17.Qd2 Qc6+! 18.f3 White concedes the e3 spot, but after 18.Kg1 d3 he would have some problems as well.

18…Ng4 19.Rfe1?! 


Anticipating that the black knight is going to jump on e3, White should be ready to place his rook on f2 so that it defends the crucial g2 square. Thus 19.Kg1! Ne3 20.Rf2= was called for.

19…Ne3+ 20.Kg1?! White is not bothered with potential mate on g2. Otherwise he would play 20.Kh1 to be able to defend the g2 square with Re1–g1. However, Black’s position is better, already.


Now the threat of 22…Qh3 and 23…Qg2 mate decides.

22.Bc1 Equal to the surrender. However 22.Rf1 Nxf1 23.Rxf1 Qa6 24.Bc1 Qxa2 was hopeless as well.

22…Qh3 23.Bxe3 dxe3 24.Qc3 Rd6! 


and White resigned, because he did not want to see 25…Rh6 with a sure mate. A powerful attack!


The group B was much more populous then the group A as it gathered 44 players. Just like in the main tournament there were two winners – the Englishmen Phillip K. Gardner (1793) and Ali Niall (1593) – who scored 7,5 out of 9. The 3rd prize went to Mario Psaila (1841) from Malta.

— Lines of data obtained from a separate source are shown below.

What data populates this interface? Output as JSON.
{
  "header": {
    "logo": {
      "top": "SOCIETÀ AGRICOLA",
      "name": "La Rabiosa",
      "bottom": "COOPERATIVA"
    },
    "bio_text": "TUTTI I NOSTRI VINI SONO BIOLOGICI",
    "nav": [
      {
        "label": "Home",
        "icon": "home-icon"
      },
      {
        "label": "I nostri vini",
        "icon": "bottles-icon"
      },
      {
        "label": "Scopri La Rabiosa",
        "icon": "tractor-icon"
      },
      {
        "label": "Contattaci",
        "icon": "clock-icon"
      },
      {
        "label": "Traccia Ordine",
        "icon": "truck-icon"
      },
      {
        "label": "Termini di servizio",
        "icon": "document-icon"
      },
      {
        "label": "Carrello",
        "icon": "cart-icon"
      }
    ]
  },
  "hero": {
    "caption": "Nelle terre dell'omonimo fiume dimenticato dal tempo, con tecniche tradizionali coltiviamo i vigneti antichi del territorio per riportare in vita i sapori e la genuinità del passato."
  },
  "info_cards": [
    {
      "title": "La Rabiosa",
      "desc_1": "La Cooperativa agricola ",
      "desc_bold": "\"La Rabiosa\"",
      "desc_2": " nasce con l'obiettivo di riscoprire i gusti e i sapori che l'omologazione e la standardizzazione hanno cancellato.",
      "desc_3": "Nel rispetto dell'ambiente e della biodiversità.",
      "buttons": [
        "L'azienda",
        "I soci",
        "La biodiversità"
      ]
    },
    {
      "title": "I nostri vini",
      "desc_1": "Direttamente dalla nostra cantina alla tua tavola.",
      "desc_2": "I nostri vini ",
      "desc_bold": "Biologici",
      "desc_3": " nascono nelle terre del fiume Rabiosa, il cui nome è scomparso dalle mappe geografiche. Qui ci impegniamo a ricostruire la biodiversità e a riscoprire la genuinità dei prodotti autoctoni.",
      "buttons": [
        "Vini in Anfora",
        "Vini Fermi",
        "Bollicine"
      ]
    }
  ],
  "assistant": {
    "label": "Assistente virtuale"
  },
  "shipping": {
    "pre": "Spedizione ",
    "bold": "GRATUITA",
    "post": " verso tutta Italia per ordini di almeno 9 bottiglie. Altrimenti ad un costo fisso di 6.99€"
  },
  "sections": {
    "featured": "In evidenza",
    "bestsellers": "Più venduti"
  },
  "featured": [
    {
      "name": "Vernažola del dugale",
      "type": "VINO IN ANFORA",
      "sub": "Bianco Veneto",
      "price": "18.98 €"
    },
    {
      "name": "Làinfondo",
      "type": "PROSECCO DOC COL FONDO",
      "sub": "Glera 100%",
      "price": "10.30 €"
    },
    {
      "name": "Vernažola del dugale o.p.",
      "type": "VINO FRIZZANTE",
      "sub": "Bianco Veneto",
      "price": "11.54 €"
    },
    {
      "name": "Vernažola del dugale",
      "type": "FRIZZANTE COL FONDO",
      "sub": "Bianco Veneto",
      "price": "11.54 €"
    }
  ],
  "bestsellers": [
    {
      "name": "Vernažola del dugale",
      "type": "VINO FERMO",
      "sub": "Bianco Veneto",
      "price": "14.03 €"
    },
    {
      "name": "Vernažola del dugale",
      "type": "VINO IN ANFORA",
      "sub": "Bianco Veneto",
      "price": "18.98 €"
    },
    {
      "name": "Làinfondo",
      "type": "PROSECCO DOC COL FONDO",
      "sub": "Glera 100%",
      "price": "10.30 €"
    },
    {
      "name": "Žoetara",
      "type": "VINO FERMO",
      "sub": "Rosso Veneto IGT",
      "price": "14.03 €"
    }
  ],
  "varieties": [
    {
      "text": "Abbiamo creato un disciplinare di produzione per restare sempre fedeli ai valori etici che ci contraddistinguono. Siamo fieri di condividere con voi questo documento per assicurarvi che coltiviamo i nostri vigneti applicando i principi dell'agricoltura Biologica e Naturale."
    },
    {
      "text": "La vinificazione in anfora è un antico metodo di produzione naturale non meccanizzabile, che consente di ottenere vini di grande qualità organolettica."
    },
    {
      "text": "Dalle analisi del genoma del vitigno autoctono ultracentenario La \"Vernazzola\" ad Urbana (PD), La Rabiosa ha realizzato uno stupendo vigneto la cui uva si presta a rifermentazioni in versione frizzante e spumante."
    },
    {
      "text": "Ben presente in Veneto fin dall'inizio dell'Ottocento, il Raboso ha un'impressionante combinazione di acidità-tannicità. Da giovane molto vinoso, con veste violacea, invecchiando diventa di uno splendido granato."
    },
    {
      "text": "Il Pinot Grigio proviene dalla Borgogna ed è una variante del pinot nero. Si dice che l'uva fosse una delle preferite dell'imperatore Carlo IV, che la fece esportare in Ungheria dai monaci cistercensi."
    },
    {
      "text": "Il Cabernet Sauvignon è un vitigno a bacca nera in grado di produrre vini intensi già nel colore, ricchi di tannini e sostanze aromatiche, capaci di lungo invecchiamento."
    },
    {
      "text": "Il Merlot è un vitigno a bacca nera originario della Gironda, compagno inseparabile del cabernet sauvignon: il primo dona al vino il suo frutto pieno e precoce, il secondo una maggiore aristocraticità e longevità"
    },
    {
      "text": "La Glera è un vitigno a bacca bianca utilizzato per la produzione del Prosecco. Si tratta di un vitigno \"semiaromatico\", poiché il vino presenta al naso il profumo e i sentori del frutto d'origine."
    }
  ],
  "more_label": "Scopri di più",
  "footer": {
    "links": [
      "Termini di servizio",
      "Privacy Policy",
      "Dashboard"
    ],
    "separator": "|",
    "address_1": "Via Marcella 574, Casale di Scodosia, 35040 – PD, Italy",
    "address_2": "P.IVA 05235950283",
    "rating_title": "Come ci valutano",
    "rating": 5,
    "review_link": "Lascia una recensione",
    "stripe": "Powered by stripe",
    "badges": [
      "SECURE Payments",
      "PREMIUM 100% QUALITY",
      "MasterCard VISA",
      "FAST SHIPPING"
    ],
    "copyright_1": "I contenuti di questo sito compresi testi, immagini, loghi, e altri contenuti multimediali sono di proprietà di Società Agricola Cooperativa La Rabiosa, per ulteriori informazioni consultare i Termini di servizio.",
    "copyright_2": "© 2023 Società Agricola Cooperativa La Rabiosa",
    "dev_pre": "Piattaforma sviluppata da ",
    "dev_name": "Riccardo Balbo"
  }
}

Lucky Dino Open A final standings:

1. IM Roland Ekstroem SUI 2395 7.5
2. Piotr Tworzydlo POL 2116 7.5
3. Tiberiu-Petre Stanciu ROU 2069 6.0
4. Lari Linden FIN 2095 5.5
5. Piotr Kaim POL 2218 5.0
6. Jiri Groh CZE 2035 5.0
7. Arne Kaehler GER 1943 5.0
8. Ioannis Tzouvelekis GRE 1910 5.0
9. Philip Wheldon ENG 2109 5.0
10. CM Andreas A Schmitz GER 2090 5.0
11. Yuval Helving ISR 2093 4.5
12. Denis O`Donoghue IRL 2011 4.5
13. CM Duncan Vella MLT 2052 4.5
14. Vladimir Pronin RUS 2047 4.5
15. Carlos A R Oliveira POR 2081 4.0
16. Dominic Lawson ENG 1980 4.0
17. Stefan Beulertz MLT 2005 4.0
18. Jindrich Melich CZE 2074 3.5
19. Geoff R Hermes ENG 1918 3.5
20. Paul R Bielby ENG 1953 3.5
21. WFM Manuela Schmitz GER 1926 3.5
22. Predrag Crnkovic SRB 1875 3.0
23. Oliver Said MLT 1942 2.5
24. FM Dmitriy Belotelov RUS 2189 2.0
25. Claudio Logallo ITA 2085 0.5